There are some drawbacks to this open world setting however. The dedication to realism the Forza series is known for, clashes with some gameplay decisions in Horizon. While in the past, the series tried to penalize the player from running off the road or smashing into opponents, Horizon rewards the player. A product of its open world setting and lack of restrictions are the many opportunities Horizon gives players to take shortcuts across long swathes of dirt and grass. Even if the player doesn’t want to abuse these shortcuts, the AI opponents will not hesitate to, which means that to keep up with the pack, the player will have little choice but to cut across the dirt.

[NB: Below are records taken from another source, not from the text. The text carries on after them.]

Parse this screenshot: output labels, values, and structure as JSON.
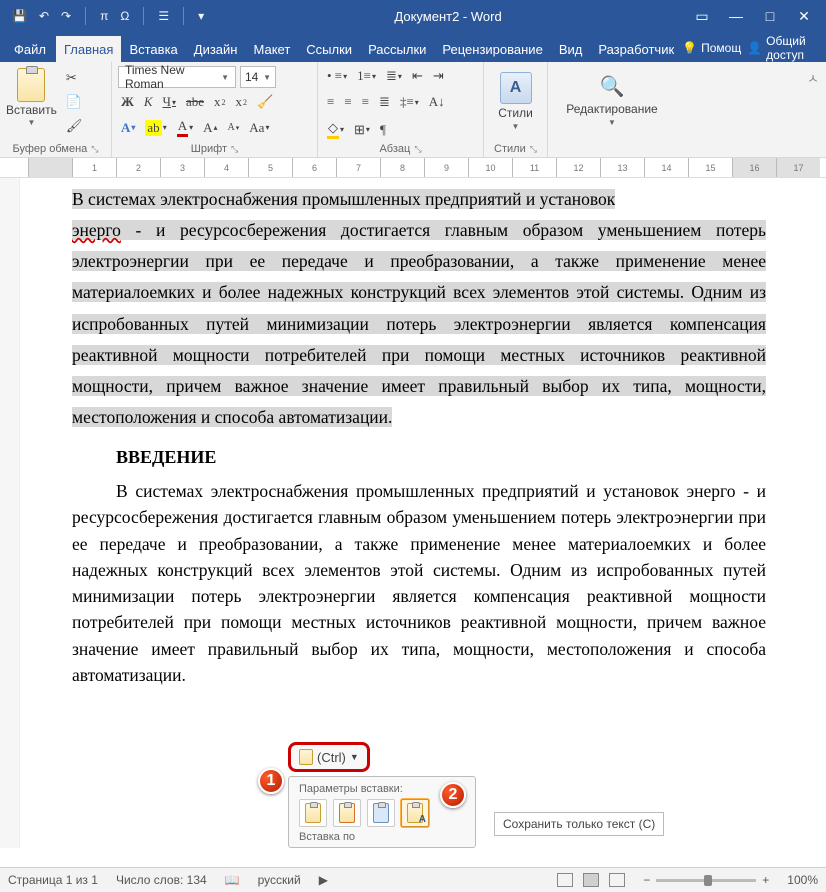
{
  "titlebar": {
    "title": "Документ2 - Word"
  },
  "tabs": {
    "file": "Файл",
    "items": [
      "Главная",
      "Вставка",
      "Дизайн",
      "Макет",
      "Ссылки",
      "Рассылки",
      "Рецензирование",
      "Вид",
      "Разработчик"
    ],
    "active_index": 0,
    "help": "Помощ",
    "share": "Общий доступ"
  },
  "ribbon": {
    "clipboard": {
      "paste": "Вставить",
      "label": "Буфер обмена"
    },
    "font": {
      "name": "Times New Roman",
      "size": "14",
      "label": "Шрифт"
    },
    "paragraph": {
      "label": "Абзац"
    },
    "styles": {
      "btn": "Стили",
      "label": "Стили"
    },
    "editing": {
      "btn": "Редактирование"
    }
  },
  "ruler_marks": [
    "",
    "1",
    "2",
    "3",
    "4",
    "5",
    "6",
    "7",
    "8",
    "9",
    "10",
    "11",
    "12",
    "13",
    "14",
    "15",
    "16",
    "17"
  ],
  "doc": {
    "p1a": "В системах электроснабжения промышленных предприятий и установок",
    "p1_energo": "энерго",
    "p1b": " - и ресурсосбережения достигается главным образом уменьшением потерь электроэнергии при ее передаче и преобразовании, а также применение менее материалоемких и более надежных конструкций всех элементов этой системы. Одним из испробованных путей минимизации потерь электроэнергии является компенсация реактивной мощности потребителей при помощи местных источников реактивной мощности, причем важное значение имеет правильный выбор их типа, мощности, местоположения и способа автоматизации.",
    "heading": "ВВЕДЕНИЕ",
    "p2": "В системах электроснабжения промышленных предприятий и установок энерго - и ресурсосбережения достигается главным образом уменьшением потерь электроэнергии при ее передаче и преобразовании, а также применение менее материалоемких и более надежных конструкций всех элементов этой системы. Одним из испробованных путей минимизации потерь электроэнергии является компенсация реактивной мощности потребителей при помощи местных источников реактивной мощности, причем важное значение имеет правильный выбор их типа, мощности, местоположения и способа автоматизации."
  },
  "paste_popup": {
    "ctrl": "(Ctrl)",
    "title": "Параметры вставки:",
    "footer": "Вставка по",
    "tooltip": "Сохранить только текст (С)"
  },
  "callouts": {
    "one": "1",
    "two": "2"
  },
  "statusbar": {
    "page": "Страница 1 из 1",
    "words": "Число слов: 134",
    "lang": "русский",
    "zoom": "100%"
  }
}
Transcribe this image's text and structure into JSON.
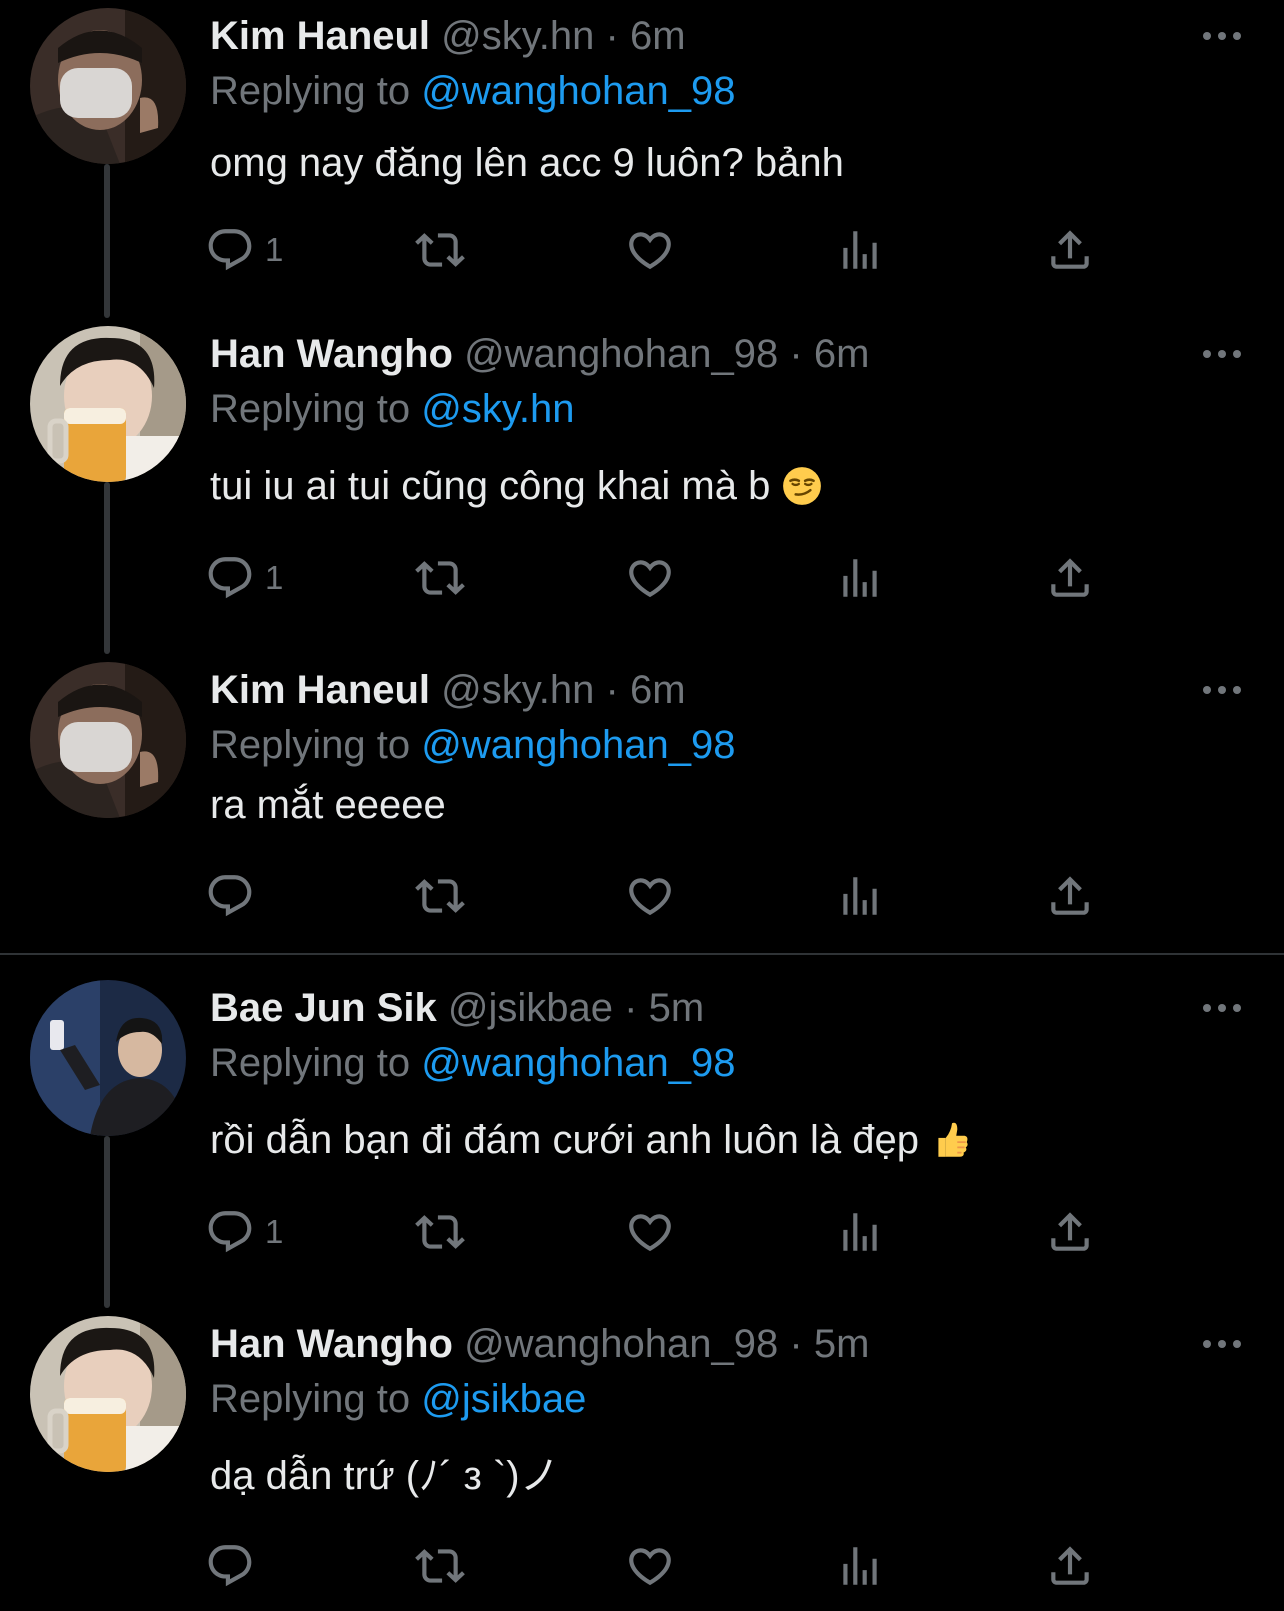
{
  "colors": {
    "background": "#000000",
    "text_primary": "#e7e9ea",
    "text_secondary": "#71767b",
    "accent": "#1d9bf0",
    "thread_line": "#333639"
  },
  "replying_label": "Replying to",
  "separator": "·",
  "tweets": [
    {
      "name": "Kim Haneul",
      "handle": "@sky.hn",
      "time": "6m",
      "reply_to": "@wanghohan_98",
      "text": "omg nay đăng lên acc 9 luôn? bảnh",
      "reply_count": "1",
      "avatar": "masked-person-avatar"
    },
    {
      "name": "Han Wangho",
      "handle": "@wanghohan_98",
      "time": "6m",
      "reply_to": "@sky.hn",
      "text": "tui iu ai tui cũng công khai mà b",
      "emoji": "smirking-face-emoji",
      "reply_count": "1",
      "avatar": "person-with-beer-avatar"
    },
    {
      "name": "Kim Haneul",
      "handle": "@sky.hn",
      "time": "6m",
      "reply_to": "@wanghohan_98",
      "text": "ra mắt eeeee",
      "reply_count": "",
      "avatar": "masked-person-avatar"
    },
    {
      "name": "Bae Jun Sik",
      "handle": "@jsikbae",
      "time": "5m",
      "reply_to": "@wanghohan_98",
      "text": "rồi dẫn bạn đi đám cưới anh luôn là đẹp",
      "emoji": "thumbs-up-emoji",
      "reply_count": "1",
      "avatar": "selfie-person-avatar"
    },
    {
      "name": "Han Wangho",
      "handle": "@wanghohan_98",
      "time": "5m",
      "reply_to": "@jsikbae",
      "text": "dạ dẫn trứ (ﾉ´ з `)ノ",
      "reply_count": "",
      "avatar": "person-with-beer-avatar"
    }
  ]
}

Also, the lack of simulation damage in Horizon means the player can slam into other opponents without the worry of damaging an integral part of their car. It is too easy for races to devolve into matches of off-road bumper cars, which becomes truly aggravating in multiplayer. In a series that required taking the best line and strategic passing for victory, these changes are quite jarring.
Compared to previous entries, Horizon also has a noticeably shorter car list. While the player probably won’t even use all the cars in Horizon, the smaller number of cars means that in many races the player will find themselves racing against the same model they are driving. Like past titles, numerous DLC car packs are in the works, all of which are available to the player with the purchase of a season pass, which will alleviate this issue, but not everyone will want to make that much of an investment in a game they already paid $60 for, $80 if they purchased the limited edition. Even worse, the ability to fine tune your car has been stripped from the game. While in past entries nearly everything on your car could be tweaked, in Horizon you only control what parts you buy, stripping some of the challenge, especially in multiplayer, out of the game. While there are less cars and fewer ways to modify them, using an updated version of the Forza 4 engine, each of Horizon’s cars still displays the level of detail the series is known for.
The latest entry to the series raised numerous questions about the future of Forza. The format of past games was largely replaced with an open world and development was handed off to a new studio. Now that Horizon is out though, it is apparent that the game was in good hands and the open world is an improvement over what was becoming a tired formula. While there are some issues with Forza Horizon, they are outnumbered by the improvements and positive additions it has brought to the franchise.